Palm Oil is a major problem, and it is up to us as consumers to make a difference. It is up to us to boycott the brands that contain palm oil, or who are not trying to source responsible palm oil, and protest against those who create this destruction of habitat.
On Friday 3rd March the school helped out with Clean Up Australia Day. The whole school gathered a total amount of 15kg kg of rubbish. That is an increase of last year’s 11.35kg total. Next year let’s try to reduce our rubbish in the school yard; simply by picking up rubbish when found on the ground and making sure that EVERY DAY is a rubbish free lunch day.
Thank you to everyone who contributed on the day.
Each year schools have their trees audited by an arborist and this year, as in previous years, Eucalyptus Tree Services conducted our audit. Unfortunately they have identified that our three significant oak trees in the main courtyard are in serious danger, not only through a lack of water to their root system but also the years of damage of compacting the roots underneath asphalt.
We have been provided with four options:
- Do nothing and wait to see if the trees survive
- Drill holes in the asphalt for water to seep through. However, this does not resolve the issue of compacted roots and the holes would need to be serviced regularly to keep clear
- Remove the asphalt surrounding the trees back to the rubber playground surface and out to the northern cut line where the tree’s drip line is, mulch and construct sleep walls around the mulch
- The most expensive but most appealing suggestion to date is remove the asphalt as in point 3 and construct decking and timber seating surrounding the trees thus beautifying the area and creating a great deal of seating under the trees
Last Wednesday at the first Parents and Friends meeting the P & F members in attendance were 100% supportive of option 4 and with great enthusiasm commenced brainstorming ideas to raise money for the project and ideas to promote the project.
I am currently in the process of obtaining ideas and costings from Canopy Facilities Management Systems which I will take to the next P & F meeting on Wednesday 1 March at 7.30pm in the staffroom. This meeting is also the AGM to elect office bearers and all parents are welcome.
When a decision has been made on the design of the decking and seating along with the cost, it will be displayed in the newsletter, on our website and hard copies around our school to enable the community to see what we are raising money for.
I look forward to the communities support with this most important project.

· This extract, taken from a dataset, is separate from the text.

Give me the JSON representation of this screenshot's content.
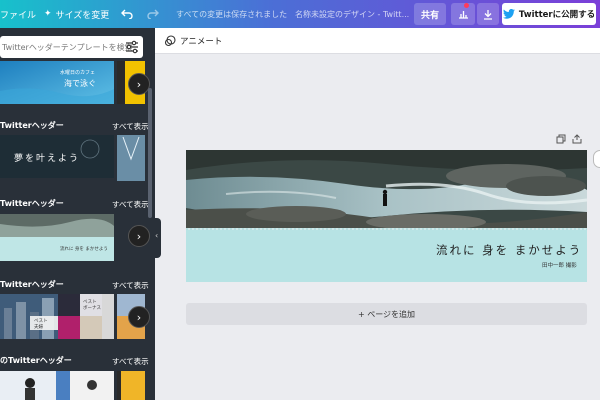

On Friday, 10th February Miss Leary kindly invited the year 6 students in the Environment Club, to the Sustainable Living Festival to have an opportunity to learn about the environment. We went to the cinemas to see two indigenous environmentalist Xiuhtezcatl Martinez and Amelia Talford. Something really important we learnt was every one can make a change to the world if you care. Xiuhtezcatl (Shoe-tez-cat) told all of us about climate changes, climate changes is a change to the global warming and is affecting people and nature such as rising temputures which has been a big impact to animals, melting ice, floods and hurricanes. After that we went to an environment festival that had fundraisers to help animals, plants, and some really nice food. We all bought plants such as lettuce, kale and much more hopefully they have planted there plants. We had an amazing experience learning about so many ways to help the environment thanks again miss leary for such a good experience for all of us. I don’t know what we would do without such a good environment teacher.
Jazmine and Julie
Environment Captains 2017
Learn more about Xiuhtezcatl Martinez on our Videos page. Click the link above.